Our Sunday Car Show #inmemoryofpaul was a massive hit! Thank you all for coming out and suppporting Paul’s foundation @reachoutww. Thank you @4chrislee for your dedication and hard working team that made this a reality. When we met about 6 weeks ago I wasn’t sure we could pull this off in time…how wrong I was. Thank you to my brother @seanlee768 and his @puristgroup for always having our back and guiding us through the entire process and connecting us to the best people in the industry. Thank you @redlinegaugeworks @jaylenosgarage @iamlizferrin @petrolgirl for joining us on such short notice and opening doors to make this such a huge success. Thank you to the sponsors @yokohamatire @garagegoals.official @movocash @alwaysevolving @teslamotors @stonefiregrill And a massive thank you to all of the incredible volunteers that worked their asses off! We could not have done this without all of YOU! Pdub is proud. Much love 🤙
CCJ: Any plans to expand to other cities?

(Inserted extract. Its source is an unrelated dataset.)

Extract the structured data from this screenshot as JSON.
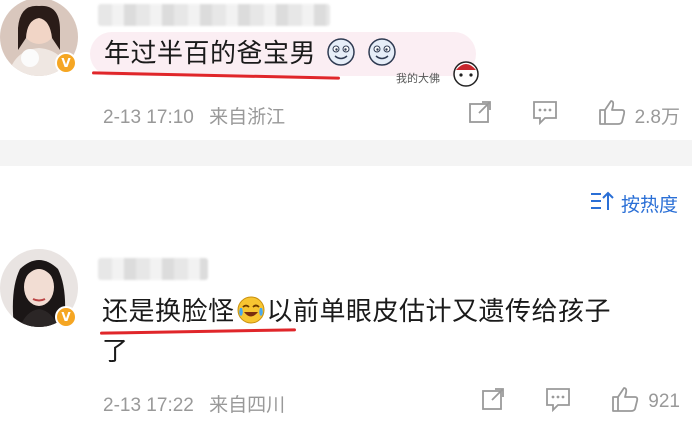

Cody: I want to keep the In Memory of Paul event in Los Angeles. That’s where it all started. That’s where it all was. I do have some other things up my sleeve personally that I want to bring to various markets across the United States. All I can say at this time is that it’s called Carchella. Use your imagination.
CCJ: Since your brother passed, he has become a James Dean-esque figure for younger car enthusiasts. How has the car community supported your family since that tragic day?
Cody: I get letters, gifts, well-wishes from the car community all the time; I get little figurines, die-cast cars, custom-made art, sketches of Paul. I get so many different things by so many different, incredible,talented people from all over the world. I share it with my family and it’s just such a cool feeling. We loved him. We knew him. It’s such an incredible thing to know how loved he was by people that never even met him that were affected by him, that were affected by how humble he was. I can’t thank the car community enough for that because the whole healing process it’s been a very special thing to know how much he was loved and how much he was missed and how much he was appreciated by so many people from all over the world.
Not only that, but the support that the car community has shown by their contributions to his foundation, Reach Out WorldWide. They are the primary driving force that has kept this organization alive. Reach Out WorldWide would not exist without the car community. Period.
CCJ: Speaking of ROWW, what are you doing in Guatemala?
Cody: Our primary mission is medical so we’re helping the people that survived the volcano. At ground zero, it’s just recovery efforts. It’s been two weeks. They’re not going to find anyone alive underneath the structures or the ground at this point. We’re there supporting the workers and the local community that managed to survive and get out of town in time. We have a great team and it’s been a very humbling experience.
CCJ: Wow. How long do you plan to have people on the ground?
Cody: Reach Out WorldWide will be here for just shy of a week after I leave. The rest of the 14-person team leaves on the 25th.
CCJ: How can people help?
Cody: They can go on our website. Internationally, we’re looking for medical professionals — EMTs, paramedics, nurses, doctors, physicians’ assistants, nurse practitioners — domestically, we’ll take everybody. It’s a lot of manual labor-type of work. We have all the tools necessary for the job. We provide the training, we provide the tools.
CCJ: OK, last question: What was your favorite car in the series?
Cody: The Toyota Supra is really cool, I just prefer the [Nissan Skyline] GT-R, the R34.
Read our other “The Fast and the Furious” coverage:
- • ‘Fast & Furious’ still driving some car prices nearly 20 years later
- • Like James Dean, Paul Walker has become an icon for a generation of car enthusiasts
- • Meeting Paul Walker, a laid-back good guy unsullied by movie fame
- • Meet the man who changed the course of ‘The Fast & the Furious’